_PROBLEM_:
Each line that includes "heading" must be copied from the records.

_Dataset items_:
-*-
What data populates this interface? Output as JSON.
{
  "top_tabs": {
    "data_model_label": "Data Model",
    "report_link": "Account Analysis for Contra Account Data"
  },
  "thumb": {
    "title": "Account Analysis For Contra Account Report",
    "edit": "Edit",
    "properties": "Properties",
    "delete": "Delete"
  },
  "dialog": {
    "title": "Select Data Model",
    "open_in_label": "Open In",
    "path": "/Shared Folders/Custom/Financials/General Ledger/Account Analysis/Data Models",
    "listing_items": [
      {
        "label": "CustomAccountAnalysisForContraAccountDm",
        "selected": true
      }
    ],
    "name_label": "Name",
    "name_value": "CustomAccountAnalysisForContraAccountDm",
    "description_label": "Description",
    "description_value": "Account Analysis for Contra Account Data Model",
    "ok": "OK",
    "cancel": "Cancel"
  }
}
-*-
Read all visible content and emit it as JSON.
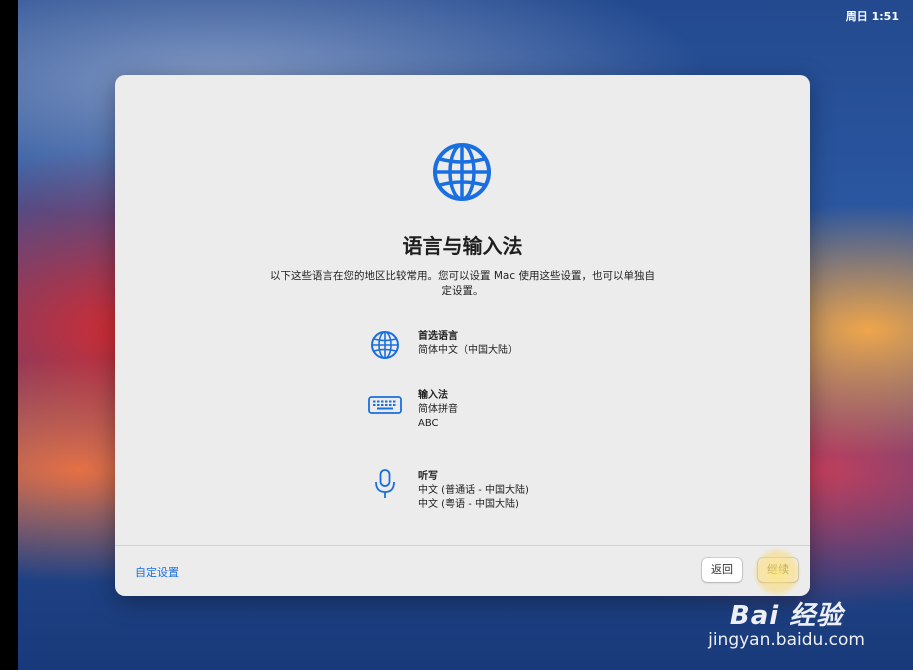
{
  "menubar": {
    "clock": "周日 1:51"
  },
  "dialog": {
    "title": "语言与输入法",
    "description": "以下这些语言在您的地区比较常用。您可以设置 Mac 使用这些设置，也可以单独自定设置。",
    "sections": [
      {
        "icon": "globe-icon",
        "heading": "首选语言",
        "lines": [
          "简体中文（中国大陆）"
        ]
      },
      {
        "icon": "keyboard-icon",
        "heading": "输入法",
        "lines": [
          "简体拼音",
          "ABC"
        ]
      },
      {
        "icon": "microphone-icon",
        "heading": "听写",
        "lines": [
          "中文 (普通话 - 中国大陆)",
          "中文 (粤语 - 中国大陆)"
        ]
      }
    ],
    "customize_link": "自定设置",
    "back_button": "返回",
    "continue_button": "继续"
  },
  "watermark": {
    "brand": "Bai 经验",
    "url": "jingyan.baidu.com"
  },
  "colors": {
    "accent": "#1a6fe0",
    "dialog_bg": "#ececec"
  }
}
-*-
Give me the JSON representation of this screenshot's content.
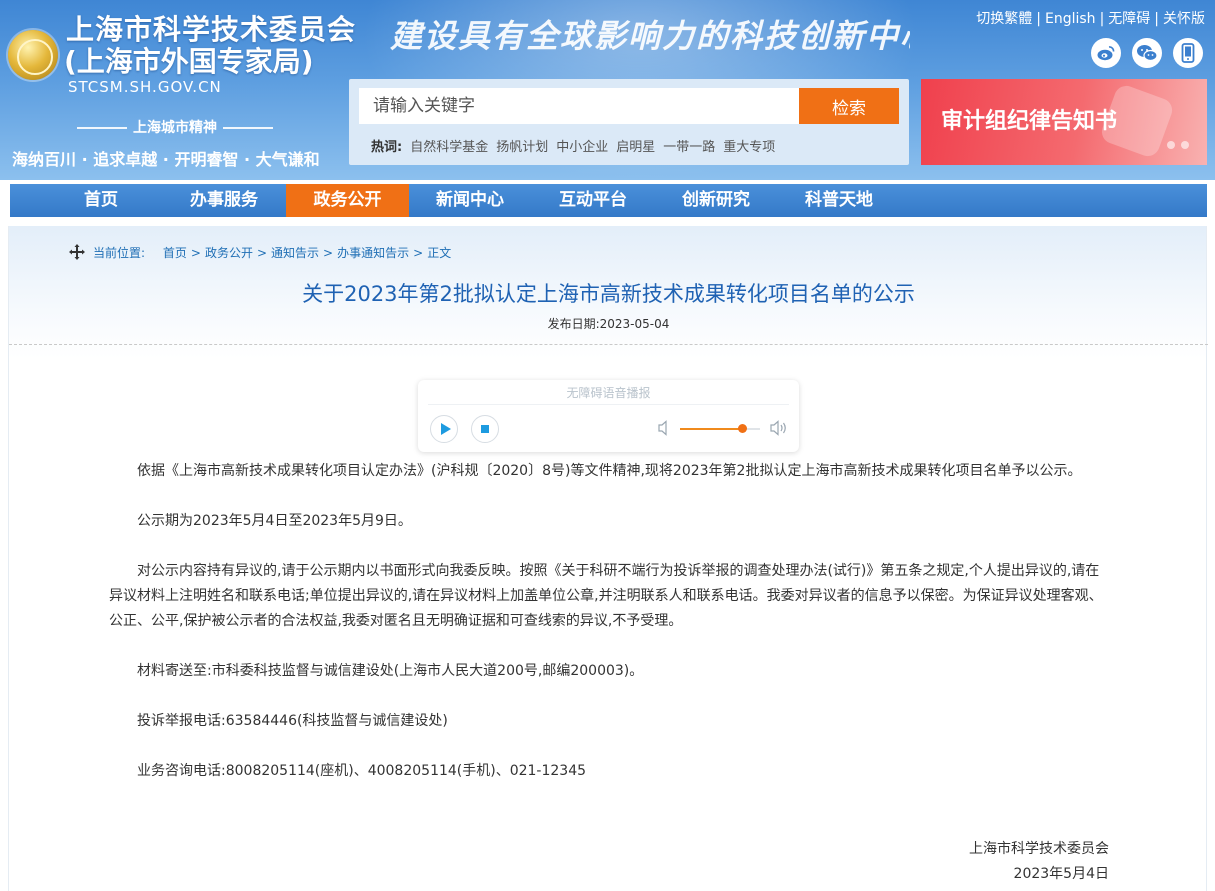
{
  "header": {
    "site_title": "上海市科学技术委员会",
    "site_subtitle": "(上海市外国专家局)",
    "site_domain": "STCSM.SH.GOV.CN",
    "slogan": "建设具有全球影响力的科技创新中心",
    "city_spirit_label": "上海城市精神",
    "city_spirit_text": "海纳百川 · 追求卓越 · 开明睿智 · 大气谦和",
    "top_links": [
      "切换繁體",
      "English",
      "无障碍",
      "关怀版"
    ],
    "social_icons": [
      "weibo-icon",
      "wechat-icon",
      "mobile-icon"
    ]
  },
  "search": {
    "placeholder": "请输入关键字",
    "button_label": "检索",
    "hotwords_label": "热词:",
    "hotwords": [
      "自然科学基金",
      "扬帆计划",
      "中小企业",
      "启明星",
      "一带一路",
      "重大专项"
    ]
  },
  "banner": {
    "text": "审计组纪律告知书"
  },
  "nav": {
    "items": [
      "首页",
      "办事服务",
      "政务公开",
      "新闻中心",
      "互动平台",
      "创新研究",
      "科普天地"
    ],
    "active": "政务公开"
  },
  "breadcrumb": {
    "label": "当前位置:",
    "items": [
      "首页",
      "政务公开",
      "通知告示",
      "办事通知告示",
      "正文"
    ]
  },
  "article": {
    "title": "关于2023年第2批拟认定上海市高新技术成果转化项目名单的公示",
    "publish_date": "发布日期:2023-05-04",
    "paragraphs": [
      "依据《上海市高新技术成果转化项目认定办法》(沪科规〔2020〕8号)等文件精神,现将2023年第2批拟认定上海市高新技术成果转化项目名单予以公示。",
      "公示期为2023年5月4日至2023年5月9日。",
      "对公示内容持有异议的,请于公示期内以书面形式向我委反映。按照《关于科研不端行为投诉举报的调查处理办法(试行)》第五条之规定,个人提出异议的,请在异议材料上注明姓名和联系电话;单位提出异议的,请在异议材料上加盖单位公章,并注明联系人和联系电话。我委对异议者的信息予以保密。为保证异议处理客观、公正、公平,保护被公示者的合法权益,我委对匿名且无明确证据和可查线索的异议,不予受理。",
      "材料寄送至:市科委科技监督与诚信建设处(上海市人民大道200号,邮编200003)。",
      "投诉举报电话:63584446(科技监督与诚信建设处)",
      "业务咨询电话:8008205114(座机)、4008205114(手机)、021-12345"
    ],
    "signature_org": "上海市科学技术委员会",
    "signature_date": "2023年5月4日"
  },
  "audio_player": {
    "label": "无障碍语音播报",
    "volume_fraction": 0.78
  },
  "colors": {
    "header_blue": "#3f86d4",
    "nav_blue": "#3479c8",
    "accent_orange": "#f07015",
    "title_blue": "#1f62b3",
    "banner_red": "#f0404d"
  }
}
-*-
_RESPONSE BOX_:
        "heading": "首选语言",
        "heading": "输入法",
        "heading": "听写",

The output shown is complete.